Segment Start: Given records
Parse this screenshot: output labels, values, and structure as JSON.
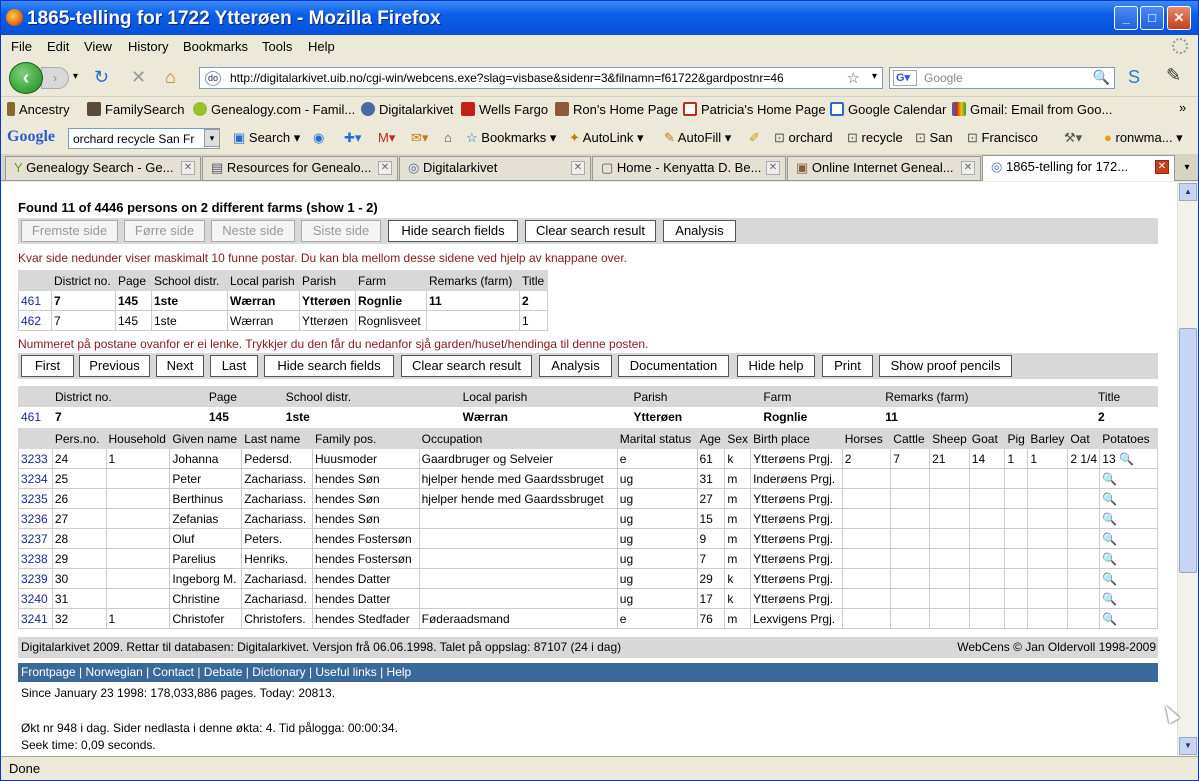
{
  "window": {
    "title": "1865-telling for 1722 Ytterøen - Mozilla Firefox"
  },
  "menu": [
    "File",
    "Edit",
    "View",
    "History",
    "Bookmarks",
    "Tools",
    "Help"
  ],
  "nav": {
    "url": "http://digitalarkivet.uib.no/cgi-win/webcens.exe?slag=visbase&sidenr=3&filnamn=f61722&gardpostnr=46",
    "search_placeholder": "Google",
    "site_icon_text": "do"
  },
  "bookmarks": [
    "Ancestry",
    "FamilySearch",
    "Genealogy.com - Famil...",
    "Digitalarkivet",
    "Wells Fargo",
    "Ron's Home Page",
    "Patricia's Home Page",
    "Google Calendar",
    "Gmail: Email from Goo..."
  ],
  "gtoolbar": {
    "logo": "Google",
    "query": "orchard recycle San Fr",
    "search": "Search",
    "bookmarks": "Bookmarks",
    "autolink": "AutoLink",
    "autofill": "AutoFill",
    "terms": [
      "orchard",
      "recycle",
      "San",
      "Francisco"
    ],
    "user": "ronwma..."
  },
  "tabs": [
    "Genealogy Search - Ge...",
    "Resources for Genealo...",
    "Digitalarkivet",
    "Home - Kenyatta D. Be...",
    "Online Internet Geneal...",
    "1865-telling for 172..."
  ],
  "found_text": "Found 11 of 4446 persons on 2 different farms (show 1 - 2)",
  "bar1": [
    "Fremste side",
    "Førre side",
    "Neste side",
    "Siste side",
    "Hide search fields",
    "Clear search result",
    "Analysis"
  ],
  "msg1": "Kvar side nedunder viser maskimalt 10 funne postar. Du kan bla mellom desse sidene ved hjelp av knappane over.",
  "farm_headers": [
    "",
    "District no.",
    "Page",
    "School distr.",
    "Local parish",
    "Parish",
    "Farm",
    "Remarks (farm)",
    "Title"
  ],
  "farms": [
    [
      "461",
      "7",
      "145",
      "1ste",
      "Wærran",
      "Ytterøen",
      "Rognlie",
      "11",
      "2"
    ],
    [
      "462",
      "7",
      "145",
      "1ste",
      "Wærran",
      "Ytterøen",
      "Rognlisveet",
      "",
      "1"
    ]
  ],
  "msg2": "Nummeret på postane ovanfor er ei lenke. Trykkjer du den får du nedanfor sjå garden/huset/hendinga til denne posten.",
  "bar2": [
    "First",
    "Previous",
    "Next",
    "Last",
    "Hide search fields",
    "Clear search result",
    "Analysis",
    "Documentation",
    "Hide help",
    "Print",
    "Show proof pencils"
  ],
  "farm2_headers": [
    "",
    "District no.",
    "Page",
    "School distr.",
    "Local parish",
    "Parish",
    "Farm",
    "Remarks (farm)",
    "Title"
  ],
  "farm2": [
    "461",
    "7",
    "145",
    "1ste",
    "Wærran",
    "Ytterøen",
    "Rognlie",
    "11",
    "2"
  ],
  "person_headers": [
    "",
    "Pers.no.",
    "Household",
    "Given name",
    "Last name",
    "Family pos.",
    "Occupation",
    "Marital status",
    "Age",
    "Sex",
    "Birth place",
    "Horses",
    "Cattle",
    "Sheep",
    "Goat",
    "Pig",
    "Barley",
    "Oat",
    "Potatoes"
  ],
  "persons": [
    [
      "3233",
      "24",
      "1",
      "Johanna",
      "Pedersd.",
      "Huusmoder",
      "Gaardbruger og Selveier",
      "e",
      "61",
      "k",
      "Ytterøens Prgj.",
      "2",
      "7",
      "21",
      "14",
      "1",
      "1",
      "2 1/4",
      "13"
    ],
    [
      "3234",
      "25",
      "",
      "Peter",
      "Zachariass.",
      "hendes Søn",
      "hjelper hende med Gaardssbruget",
      "ug",
      "31",
      "m",
      "Inderøens Prgj.",
      "",
      "",
      "",
      "",
      "",
      "",
      "",
      ""
    ],
    [
      "3235",
      "26",
      "",
      "Berthinus",
      "Zachariass.",
      "hendes Søn",
      "hjelper hende med Gaardssbruget",
      "ug",
      "27",
      "m",
      "Ytterøens Prgj.",
      "",
      "",
      "",
      "",
      "",
      "",
      "",
      ""
    ],
    [
      "3236",
      "27",
      "",
      "Zefanias",
      "Zachariass.",
      "hendes Søn",
      "",
      "ug",
      "15",
      "m",
      "Ytterøens Prgj.",
      "",
      "",
      "",
      "",
      "",
      "",
      "",
      ""
    ],
    [
      "3237",
      "28",
      "",
      "Oluf",
      "Peters.",
      "hendes Fostersøn",
      "",
      "ug",
      "9",
      "m",
      "Ytterøens Prgj.",
      "",
      "",
      "",
      "",
      "",
      "",
      "",
      ""
    ],
    [
      "3238",
      "29",
      "",
      "Parelius",
      "Henriks.",
      "hendes Fostersøn",
      "",
      "ug",
      "7",
      "m",
      "Ytterøens Prgj.",
      "",
      "",
      "",
      "",
      "",
      "",
      "",
      ""
    ],
    [
      "3239",
      "30",
      "",
      "Ingeborg M.",
      "Zachariasd.",
      "hendes Datter",
      "",
      "ug",
      "29",
      "k",
      "Ytterøens Prgj.",
      "",
      "",
      "",
      "",
      "",
      "",
      "",
      ""
    ],
    [
      "3240",
      "31",
      "",
      "Christine",
      "Zachariasd.",
      "hendes Datter",
      "",
      "ug",
      "17",
      "k",
      "Ytterøens Prgj.",
      "",
      "",
      "",
      "",
      "",
      "",
      "",
      ""
    ],
    [
      "3241",
      "32",
      "1",
      "Christofer",
      "Christofers.",
      "hendes Stedfader",
      "Føderaadsmand",
      "e",
      "76",
      "m",
      "Lexvigens Prgj.",
      "",
      "",
      "",
      "",
      "",
      "",
      "",
      ""
    ]
  ],
  "footer_left": "Digitalarkivet 2009. Rettar til databasen: Digitalarkivet. Versjon frå 06.06.1998. Talet på oppslag: 87107 (24 i dag)",
  "footer_right": "WebCens © Jan Oldervoll 1998-2009",
  "footer_links": "Frontpage | Norwegian | Contact | Debate | Dictionary | Useful links | Help",
  "since": "Since January 23 1998: 178,033,886 pages. Today: 20813.",
  "session": "Økt nr 948 i dag. Sider nedlasta i denne økta: 4. Tid pålogga: 00:00:34.",
  "seek": "Seek time: 0,09 seconds.",
  "status": "Done",
  "icons": {
    "magnifier": "magnifier-icon"
  }
}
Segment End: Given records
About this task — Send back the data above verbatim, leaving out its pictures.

Answer to the exercise —
Parse this screenshot: output labels, values, and structure as JSON.
{
  "window": {
    "title": "1865-telling for 1722 Ytterøen - Mozilla Firefox"
  },
  "menu": [
    "File",
    "Edit",
    "View",
    "History",
    "Bookmarks",
    "Tools",
    "Help"
  ],
  "nav": {
    "url": "http://digitalarkivet.uib.no/cgi-win/webcens.exe?slag=visbase&sidenr=3&filnamn=f61722&gardpostnr=46",
    "search_placeholder": "Google",
    "site_icon_text": "do"
  },
  "bookmarks": [
    "Ancestry",
    "FamilySearch",
    "Genealogy.com - Famil...",
    "Digitalarkivet",
    "Wells Fargo",
    "Ron's Home Page",
    "Patricia's Home Page",
    "Google Calendar",
    "Gmail: Email from Goo..."
  ],
  "gtoolbar": {
    "logo": "Google",
    "query": "orchard recycle San Fr",
    "search": "Search",
    "bookmarks": "Bookmarks",
    "autolink": "AutoLink",
    "autofill": "AutoFill",
    "terms": [
      "orchard",
      "recycle",
      "San",
      "Francisco"
    ],
    "user": "ronwma..."
  },
  "tabs": [
    "Genealogy Search - Ge...",
    "Resources for Genealo...",
    "Digitalarkivet",
    "Home - Kenyatta D. Be...",
    "Online Internet Geneal...",
    "1865-telling for 172..."
  ],
  "found_text": "Found 11 of 4446 persons on 2 different farms (show 1 - 2)",
  "bar1": [
    "Fremste side",
    "Førre side",
    "Neste side",
    "Siste side",
    "Hide search fields",
    "Clear search result",
    "Analysis"
  ],
  "msg1": "Kvar side nedunder viser maskimalt 10 funne postar. Du kan bla mellom desse sidene ved hjelp av knappane over.",
  "farm_headers": [
    "",
    "District no.",
    "Page",
    "School distr.",
    "Local parish",
    "Parish",
    "Farm",
    "Remarks (farm)",
    "Title"
  ],
  "farms": [
    [
      "461",
      "7",
      "145",
      "1ste",
      "Wærran",
      "Ytterøen",
      "Rognlie",
      "11",
      "2"
    ],
    [
      "462",
      "7",
      "145",
      "1ste",
      "Wærran",
      "Ytterøen",
      "Rognlisveet",
      "",
      "1"
    ]
  ],
  "msg2": "Nummeret på postane ovanfor er ei lenke. Trykkjer du den får du nedanfor sjå garden/huset/hendinga til denne posten.",
  "bar2": [
    "First",
    "Previous",
    "Next",
    "Last",
    "Hide search fields",
    "Clear search result",
    "Analysis",
    "Documentation",
    "Hide help",
    "Print",
    "Show proof pencils"
  ],
  "farm2_headers": [
    "",
    "District no.",
    "Page",
    "School distr.",
    "Local parish",
    "Parish",
    "Farm",
    "Remarks (farm)",
    "Title"
  ],
  "farm2": [
    "461",
    "7",
    "145",
    "1ste",
    "Wærran",
    "Ytterøen",
    "Rognlie",
    "11",
    "2"
  ],
  "person_headers": [
    "",
    "Pers.no.",
    "Household",
    "Given name",
    "Last name",
    "Family pos.",
    "Occupation",
    "Marital status",
    "Age",
    "Sex",
    "Birth place",
    "Horses",
    "Cattle",
    "Sheep",
    "Goat",
    "Pig",
    "Barley",
    "Oat",
    "Potatoes"
  ],
  "persons": [
    [
      "3233",
      "24",
      "1",
      "Johanna",
      "Pedersd.",
      "Huusmoder",
      "Gaardbruger og Selveier",
      "e",
      "61",
      "k",
      "Ytterøens Prgj.",
      "2",
      "7",
      "21",
      "14",
      "1",
      "1",
      "2 1/4",
      "13"
    ],
    [
      "3234",
      "25",
      "",
      "Peter",
      "Zachariass.",
      "hendes Søn",
      "hjelper hende med Gaardssbruget",
      "ug",
      "31",
      "m",
      "Inderøens Prgj.",
      "",
      "",
      "",
      "",
      "",
      "",
      "",
      ""
    ],
    [
      "3235",
      "26",
      "",
      "Berthinus",
      "Zachariass.",
      "hendes Søn",
      "hjelper hende med Gaardssbruget",
      "ug",
      "27",
      "m",
      "Ytterøens Prgj.",
      "",
      "",
      "",
      "",
      "",
      "",
      "",
      ""
    ],
    [
      "3236",
      "27",
      "",
      "Zefanias",
      "Zachariass.",
      "hendes Søn",
      "",
      "ug",
      "15",
      "m",
      "Ytterøens Prgj.",
      "",
      "",
      "",
      "",
      "",
      "",
      "",
      ""
    ],
    [
      "3237",
      "28",
      "",
      "Oluf",
      "Peters.",
      "hendes Fostersøn",
      "",
      "ug",
      "9",
      "m",
      "Ytterøens Prgj.",
      "",
      "",
      "",
      "",
      "",
      "",
      "",
      ""
    ],
    [
      "3238",
      "29",
      "",
      "Parelius",
      "Henriks.",
      "hendes Fostersøn",
      "",
      "ug",
      "7",
      "m",
      "Ytterøens Prgj.",
      "",
      "",
      "",
      "",
      "",
      "",
      "",
      ""
    ],
    [
      "3239",
      "30",
      "",
      "Ingeborg M.",
      "Zachariasd.",
      "hendes Datter",
      "",
      "ug",
      "29",
      "k",
      "Ytterøens Prgj.",
      "",
      "",
      "",
      "",
      "",
      "",
      "",
      ""
    ],
    [
      "3240",
      "31",
      "",
      "Christine",
      "Zachariasd.",
      "hendes Datter",
      "",
      "ug",
      "17",
      "k",
      "Ytterøens Prgj.",
      "",
      "",
      "",
      "",
      "",
      "",
      "",
      ""
    ],
    [
      "3241",
      "32",
      "1",
      "Christofer",
      "Christofers.",
      "hendes Stedfader",
      "Føderaadsmand",
      "e",
      "76",
      "m",
      "Lexvigens Prgj.",
      "",
      "",
      "",
      "",
      "",
      "",
      "",
      ""
    ]
  ],
  "footer_left": "Digitalarkivet 2009. Rettar til databasen: Digitalarkivet. Versjon frå 06.06.1998. Talet på oppslag: 87107 (24 i dag)",
  "footer_right": "WebCens © Jan Oldervoll 1998-2009",
  "footer_links": "Frontpage | Norwegian | Contact | Debate | Dictionary | Useful links | Help",
  "since": "Since January 23 1998: 178,033,886 pages. Today: 20813.",
  "session": "Økt nr 948 i dag. Sider nedlasta i denne økta: 4. Tid pålogga: 00:00:34.",
  "seek": "Seek time: 0,09 seconds.",
  "status": "Done",
  "icons": {
    "magnifier": "magnifier-icon"
  }
}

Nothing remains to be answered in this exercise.